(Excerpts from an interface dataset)

=== Section Start ===

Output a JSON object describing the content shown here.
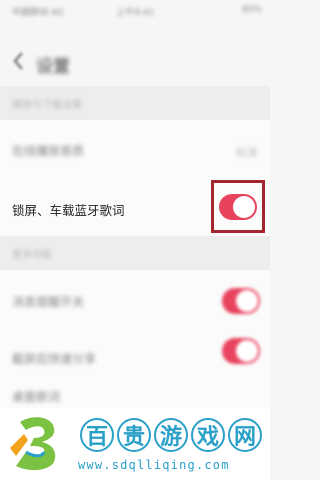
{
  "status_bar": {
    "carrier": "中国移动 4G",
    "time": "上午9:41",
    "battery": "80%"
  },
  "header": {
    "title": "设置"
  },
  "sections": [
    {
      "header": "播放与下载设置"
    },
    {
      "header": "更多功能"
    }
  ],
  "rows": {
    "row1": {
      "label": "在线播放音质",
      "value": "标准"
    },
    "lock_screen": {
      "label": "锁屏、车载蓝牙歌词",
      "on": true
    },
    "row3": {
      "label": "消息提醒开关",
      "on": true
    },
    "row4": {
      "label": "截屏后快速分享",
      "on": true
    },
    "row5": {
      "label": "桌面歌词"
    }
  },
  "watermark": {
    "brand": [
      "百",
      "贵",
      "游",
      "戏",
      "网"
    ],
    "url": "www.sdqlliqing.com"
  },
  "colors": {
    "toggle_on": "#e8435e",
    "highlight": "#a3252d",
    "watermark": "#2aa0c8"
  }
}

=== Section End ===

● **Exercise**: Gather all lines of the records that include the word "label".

● **Answer to this problem**:
      "label": "在线播放音质",
      "label": "锁屏、车载蓝牙歌词",
      "label": "消息提醒开关",
      "label": "截屏后快速分享",
      "label": "桌面歌词"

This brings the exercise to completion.